1964, Alaska, Alps, Amitabh Bachchan, An Evening in Paris, Bombay, Chandni, Dekha Ek Khwab, Delhi, Des Pardes, Dilwale Dulhania Le Jayenge, Dulhan Hum Le Jayenge, Egypt, foreign locations, glaciers, Great Wall of China, Greece, Hare Rama Hare Krishna, jeans, Keukenhof, Krrish, lake, London, Love in Tokyo, Mauritius, Miami, Nepal, New York, NRI, Pukar, pyramids, Raj Kapoor, Rekha, Rishi Kapoor, San Francisco, Sangam, Silsila, Singapore, Singh Is King, Sridevi, Switzerland, Sydney, Tashan, The Great Gambler, The Netherlands, Toronto, tulip fields, Venice, Yash Chopra
Raj Kapoor may well have given Bollywood cinegoers their first peek at the Alps in the 1964 Sangam, and after him several filmmakers tried to cash in on ‘foreign locations’ with unimaginatively titled offerings such as An Evening in Paris and Love in Tokyo. However, many of these stories ended up being contrived attempts to locate a few scenes in picturesque cities.
The 1970s saw locations becoming ‘characters’ in films: Nepal in Hare Rama Hare Krishna, London in Des Pardes, and Venice in The Great Gambler. But it took Yash Chopra to implant Switzerland into the collective psyche of several generations. (The Swiss even named a lake after Chopra.)

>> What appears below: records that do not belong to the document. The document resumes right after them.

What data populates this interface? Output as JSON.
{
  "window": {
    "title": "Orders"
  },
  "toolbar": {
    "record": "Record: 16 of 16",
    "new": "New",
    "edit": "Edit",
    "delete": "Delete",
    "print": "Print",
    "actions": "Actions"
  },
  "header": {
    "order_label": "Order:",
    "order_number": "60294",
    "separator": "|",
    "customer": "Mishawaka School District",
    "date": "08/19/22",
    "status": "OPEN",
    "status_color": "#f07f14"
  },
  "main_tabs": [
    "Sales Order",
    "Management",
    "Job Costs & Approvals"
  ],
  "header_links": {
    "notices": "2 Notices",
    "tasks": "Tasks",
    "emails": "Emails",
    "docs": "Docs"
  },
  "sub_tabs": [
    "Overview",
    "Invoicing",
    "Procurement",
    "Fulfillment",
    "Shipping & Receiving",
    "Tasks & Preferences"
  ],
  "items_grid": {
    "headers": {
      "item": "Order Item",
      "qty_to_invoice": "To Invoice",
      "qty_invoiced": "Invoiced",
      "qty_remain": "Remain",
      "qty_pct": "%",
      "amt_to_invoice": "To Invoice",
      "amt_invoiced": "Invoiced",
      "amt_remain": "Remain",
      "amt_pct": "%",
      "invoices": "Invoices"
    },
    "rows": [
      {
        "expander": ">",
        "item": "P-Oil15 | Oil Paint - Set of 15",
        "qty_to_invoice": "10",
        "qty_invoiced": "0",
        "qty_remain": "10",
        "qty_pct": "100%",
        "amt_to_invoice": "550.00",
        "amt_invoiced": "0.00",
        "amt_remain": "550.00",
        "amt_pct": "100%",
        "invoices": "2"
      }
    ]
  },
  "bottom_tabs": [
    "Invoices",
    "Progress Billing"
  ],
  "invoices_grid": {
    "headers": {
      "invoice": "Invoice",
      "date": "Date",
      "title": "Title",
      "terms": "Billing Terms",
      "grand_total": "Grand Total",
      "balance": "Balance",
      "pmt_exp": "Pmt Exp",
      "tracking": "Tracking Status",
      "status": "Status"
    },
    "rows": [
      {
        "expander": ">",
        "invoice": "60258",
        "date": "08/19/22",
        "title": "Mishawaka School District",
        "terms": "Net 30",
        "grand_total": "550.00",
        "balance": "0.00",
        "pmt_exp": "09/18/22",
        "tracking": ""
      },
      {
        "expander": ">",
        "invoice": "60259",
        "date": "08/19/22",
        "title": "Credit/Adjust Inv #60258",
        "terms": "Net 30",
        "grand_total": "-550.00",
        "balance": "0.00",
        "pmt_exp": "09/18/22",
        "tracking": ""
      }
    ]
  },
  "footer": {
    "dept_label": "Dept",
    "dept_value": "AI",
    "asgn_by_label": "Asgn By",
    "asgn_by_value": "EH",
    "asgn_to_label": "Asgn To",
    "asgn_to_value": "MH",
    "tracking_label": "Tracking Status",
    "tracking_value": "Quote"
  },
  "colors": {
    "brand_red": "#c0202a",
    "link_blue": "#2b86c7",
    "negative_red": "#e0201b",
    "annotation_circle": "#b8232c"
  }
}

Unlike others filmmakers, Chopra didn’t link the plot with the location. So while Amitabh Bachchan and Rekha conducted their extramarital activities in Silsila in Bombay, the glorious Dekha Ek Khwab was shot in tulip fields in Keukenhof in The Netherlands. And while the path of true love in Chandni ran from Delhi to Bombay, it took several detours in Switzerland so that star-crossed lovers Sridevi and Rishi Kapoor could sing several ballads. Continue reading